WORK TO BE COMPLETED: Using the records below, find every line that includes "Page" and copy it.

** EXERCISE MATERIAL follows **

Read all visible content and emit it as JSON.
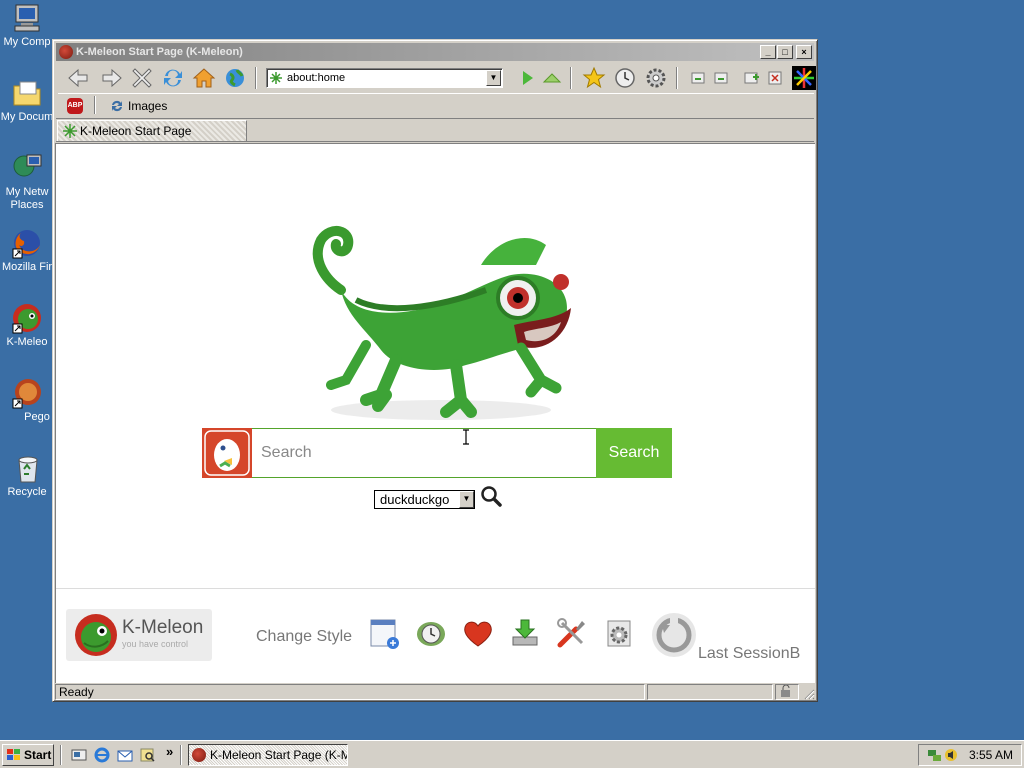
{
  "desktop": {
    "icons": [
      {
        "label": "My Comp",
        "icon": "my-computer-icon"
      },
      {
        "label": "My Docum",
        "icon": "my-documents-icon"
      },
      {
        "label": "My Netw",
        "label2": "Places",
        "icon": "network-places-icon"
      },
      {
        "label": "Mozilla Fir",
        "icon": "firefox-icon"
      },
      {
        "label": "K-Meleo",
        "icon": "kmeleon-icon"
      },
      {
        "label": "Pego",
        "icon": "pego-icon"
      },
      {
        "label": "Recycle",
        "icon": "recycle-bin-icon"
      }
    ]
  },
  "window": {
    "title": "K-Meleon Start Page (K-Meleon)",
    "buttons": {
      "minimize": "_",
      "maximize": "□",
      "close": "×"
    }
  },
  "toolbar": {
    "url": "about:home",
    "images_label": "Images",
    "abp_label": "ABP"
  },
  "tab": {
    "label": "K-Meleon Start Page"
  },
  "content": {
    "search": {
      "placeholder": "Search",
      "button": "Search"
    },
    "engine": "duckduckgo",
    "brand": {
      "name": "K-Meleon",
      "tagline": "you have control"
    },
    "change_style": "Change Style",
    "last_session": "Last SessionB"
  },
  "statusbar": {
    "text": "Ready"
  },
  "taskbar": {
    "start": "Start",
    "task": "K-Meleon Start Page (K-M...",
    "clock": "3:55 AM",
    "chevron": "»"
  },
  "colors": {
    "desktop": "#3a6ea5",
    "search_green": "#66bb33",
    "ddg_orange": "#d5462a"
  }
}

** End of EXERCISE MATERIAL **
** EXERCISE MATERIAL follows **

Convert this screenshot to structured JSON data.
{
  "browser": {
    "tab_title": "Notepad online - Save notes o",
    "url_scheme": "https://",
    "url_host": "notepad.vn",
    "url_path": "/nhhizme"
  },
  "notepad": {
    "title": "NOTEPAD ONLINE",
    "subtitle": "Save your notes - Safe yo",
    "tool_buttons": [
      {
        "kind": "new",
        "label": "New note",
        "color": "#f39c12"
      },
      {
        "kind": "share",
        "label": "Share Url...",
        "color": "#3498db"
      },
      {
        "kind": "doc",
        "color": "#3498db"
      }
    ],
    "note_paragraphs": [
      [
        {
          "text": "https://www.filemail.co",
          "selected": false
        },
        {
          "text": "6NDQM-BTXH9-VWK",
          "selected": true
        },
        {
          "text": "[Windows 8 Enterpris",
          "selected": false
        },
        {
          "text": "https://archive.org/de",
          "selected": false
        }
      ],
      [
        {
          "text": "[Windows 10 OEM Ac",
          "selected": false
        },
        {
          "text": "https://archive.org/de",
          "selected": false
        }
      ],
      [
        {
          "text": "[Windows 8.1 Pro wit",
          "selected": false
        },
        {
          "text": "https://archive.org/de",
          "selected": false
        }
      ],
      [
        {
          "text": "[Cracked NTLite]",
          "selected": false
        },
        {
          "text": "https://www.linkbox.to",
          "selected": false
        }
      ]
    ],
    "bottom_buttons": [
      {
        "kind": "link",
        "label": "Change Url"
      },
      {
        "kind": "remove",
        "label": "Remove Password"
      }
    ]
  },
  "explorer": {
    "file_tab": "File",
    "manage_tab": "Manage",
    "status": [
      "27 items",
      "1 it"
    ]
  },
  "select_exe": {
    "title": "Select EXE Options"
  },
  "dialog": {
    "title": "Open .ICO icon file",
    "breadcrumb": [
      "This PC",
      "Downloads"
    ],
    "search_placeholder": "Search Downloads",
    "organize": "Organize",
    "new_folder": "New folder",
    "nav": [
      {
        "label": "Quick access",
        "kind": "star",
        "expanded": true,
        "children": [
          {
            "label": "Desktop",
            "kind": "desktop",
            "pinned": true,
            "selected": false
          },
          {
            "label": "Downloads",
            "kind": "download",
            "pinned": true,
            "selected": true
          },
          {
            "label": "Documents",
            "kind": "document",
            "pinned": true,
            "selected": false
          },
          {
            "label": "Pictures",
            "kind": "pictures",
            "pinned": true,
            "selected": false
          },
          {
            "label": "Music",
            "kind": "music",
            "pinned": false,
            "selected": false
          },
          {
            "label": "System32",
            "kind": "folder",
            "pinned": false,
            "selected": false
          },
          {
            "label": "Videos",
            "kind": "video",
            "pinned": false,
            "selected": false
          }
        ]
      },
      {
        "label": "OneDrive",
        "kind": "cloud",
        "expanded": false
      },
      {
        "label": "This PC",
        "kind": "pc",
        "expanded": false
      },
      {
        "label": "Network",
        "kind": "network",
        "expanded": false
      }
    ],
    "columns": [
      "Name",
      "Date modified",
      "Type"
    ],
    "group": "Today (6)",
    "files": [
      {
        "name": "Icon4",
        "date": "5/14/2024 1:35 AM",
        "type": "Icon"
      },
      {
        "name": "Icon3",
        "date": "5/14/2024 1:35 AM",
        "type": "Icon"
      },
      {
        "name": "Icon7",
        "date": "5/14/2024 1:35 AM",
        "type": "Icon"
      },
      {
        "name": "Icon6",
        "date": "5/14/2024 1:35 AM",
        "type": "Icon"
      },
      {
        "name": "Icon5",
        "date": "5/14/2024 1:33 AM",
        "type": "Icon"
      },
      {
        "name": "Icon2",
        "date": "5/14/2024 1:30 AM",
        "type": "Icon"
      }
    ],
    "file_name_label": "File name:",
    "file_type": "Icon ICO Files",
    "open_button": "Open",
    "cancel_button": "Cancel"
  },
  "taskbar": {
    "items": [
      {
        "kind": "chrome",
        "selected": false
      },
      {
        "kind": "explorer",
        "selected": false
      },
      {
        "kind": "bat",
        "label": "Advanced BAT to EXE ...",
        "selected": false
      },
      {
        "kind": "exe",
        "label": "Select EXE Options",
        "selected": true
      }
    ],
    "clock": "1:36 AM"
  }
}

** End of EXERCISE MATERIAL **
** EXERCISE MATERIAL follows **

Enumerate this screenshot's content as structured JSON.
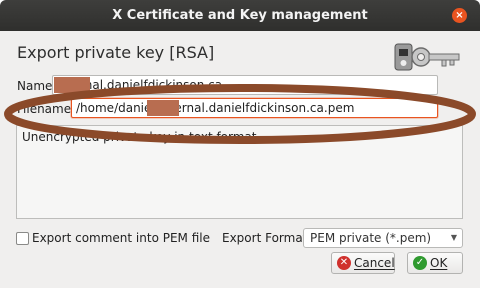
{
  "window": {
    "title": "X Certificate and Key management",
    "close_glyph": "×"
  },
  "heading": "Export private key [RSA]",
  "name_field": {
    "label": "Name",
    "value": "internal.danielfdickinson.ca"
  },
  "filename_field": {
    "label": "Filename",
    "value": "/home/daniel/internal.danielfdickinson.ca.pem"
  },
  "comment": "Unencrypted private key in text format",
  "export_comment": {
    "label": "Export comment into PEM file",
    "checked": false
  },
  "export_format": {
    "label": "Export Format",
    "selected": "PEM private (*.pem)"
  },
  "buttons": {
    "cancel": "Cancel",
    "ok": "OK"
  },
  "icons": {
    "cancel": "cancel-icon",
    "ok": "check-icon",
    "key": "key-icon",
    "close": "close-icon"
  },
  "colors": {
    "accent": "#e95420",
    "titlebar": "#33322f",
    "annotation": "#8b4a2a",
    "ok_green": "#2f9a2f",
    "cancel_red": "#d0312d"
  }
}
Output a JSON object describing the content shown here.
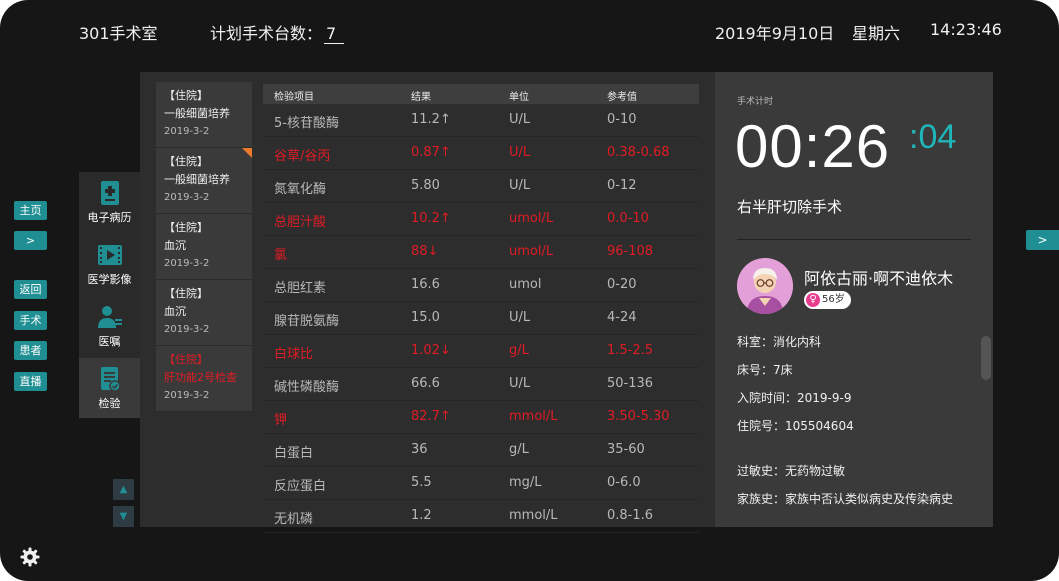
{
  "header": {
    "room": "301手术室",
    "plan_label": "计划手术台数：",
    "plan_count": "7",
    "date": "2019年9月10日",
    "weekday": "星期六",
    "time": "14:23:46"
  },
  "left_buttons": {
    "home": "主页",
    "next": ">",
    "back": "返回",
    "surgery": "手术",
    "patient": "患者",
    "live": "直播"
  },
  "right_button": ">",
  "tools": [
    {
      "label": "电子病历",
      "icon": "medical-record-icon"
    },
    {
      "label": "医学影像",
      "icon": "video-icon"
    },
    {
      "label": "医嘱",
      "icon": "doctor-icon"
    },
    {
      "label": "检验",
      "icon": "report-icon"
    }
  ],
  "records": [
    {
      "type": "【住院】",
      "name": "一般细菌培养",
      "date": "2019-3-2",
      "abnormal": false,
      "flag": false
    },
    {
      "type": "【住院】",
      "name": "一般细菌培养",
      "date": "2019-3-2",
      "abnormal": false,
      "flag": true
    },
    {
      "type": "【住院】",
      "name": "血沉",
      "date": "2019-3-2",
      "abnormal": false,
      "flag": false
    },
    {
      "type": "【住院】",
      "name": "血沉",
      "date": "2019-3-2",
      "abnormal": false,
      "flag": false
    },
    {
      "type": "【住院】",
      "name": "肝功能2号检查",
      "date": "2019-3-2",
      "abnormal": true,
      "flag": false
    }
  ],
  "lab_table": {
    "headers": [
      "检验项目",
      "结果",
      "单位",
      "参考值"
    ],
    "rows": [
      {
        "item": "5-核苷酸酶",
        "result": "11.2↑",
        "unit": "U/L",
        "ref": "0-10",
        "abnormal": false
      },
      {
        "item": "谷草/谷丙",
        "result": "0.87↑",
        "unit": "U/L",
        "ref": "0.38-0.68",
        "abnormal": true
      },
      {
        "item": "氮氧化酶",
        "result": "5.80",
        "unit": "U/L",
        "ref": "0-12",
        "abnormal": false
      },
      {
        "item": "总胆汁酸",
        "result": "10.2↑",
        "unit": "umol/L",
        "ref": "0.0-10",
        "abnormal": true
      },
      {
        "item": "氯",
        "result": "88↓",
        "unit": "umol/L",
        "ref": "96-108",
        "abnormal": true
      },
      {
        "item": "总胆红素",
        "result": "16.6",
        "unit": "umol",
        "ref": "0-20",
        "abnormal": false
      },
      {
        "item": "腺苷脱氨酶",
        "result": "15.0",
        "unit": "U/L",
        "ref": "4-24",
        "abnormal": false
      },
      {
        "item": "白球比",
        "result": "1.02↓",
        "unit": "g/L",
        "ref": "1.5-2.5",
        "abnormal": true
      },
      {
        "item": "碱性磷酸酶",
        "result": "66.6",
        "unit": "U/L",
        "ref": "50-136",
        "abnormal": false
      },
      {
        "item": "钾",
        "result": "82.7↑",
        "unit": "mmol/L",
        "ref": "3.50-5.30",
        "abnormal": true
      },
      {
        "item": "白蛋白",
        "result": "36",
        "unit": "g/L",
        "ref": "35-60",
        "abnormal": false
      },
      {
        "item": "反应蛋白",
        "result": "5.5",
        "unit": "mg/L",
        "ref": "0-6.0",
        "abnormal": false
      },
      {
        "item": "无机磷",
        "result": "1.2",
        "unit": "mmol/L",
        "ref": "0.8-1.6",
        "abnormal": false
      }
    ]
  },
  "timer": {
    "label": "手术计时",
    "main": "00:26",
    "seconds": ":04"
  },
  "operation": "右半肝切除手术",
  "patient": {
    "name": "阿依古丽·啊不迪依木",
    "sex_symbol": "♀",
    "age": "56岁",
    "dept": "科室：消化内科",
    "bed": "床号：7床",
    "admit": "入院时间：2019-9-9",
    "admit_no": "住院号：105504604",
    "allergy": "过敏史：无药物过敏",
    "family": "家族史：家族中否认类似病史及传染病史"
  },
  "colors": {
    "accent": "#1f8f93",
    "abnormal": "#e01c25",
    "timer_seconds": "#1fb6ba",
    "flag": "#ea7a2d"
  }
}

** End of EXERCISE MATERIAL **

EXERCISE OUTPUT:
    "title": "K-Meleon Start Page (K-Meleon)",
    "label": "K-Meleon Start Page"
    "task": "K-Meleon Start Page (K-M...",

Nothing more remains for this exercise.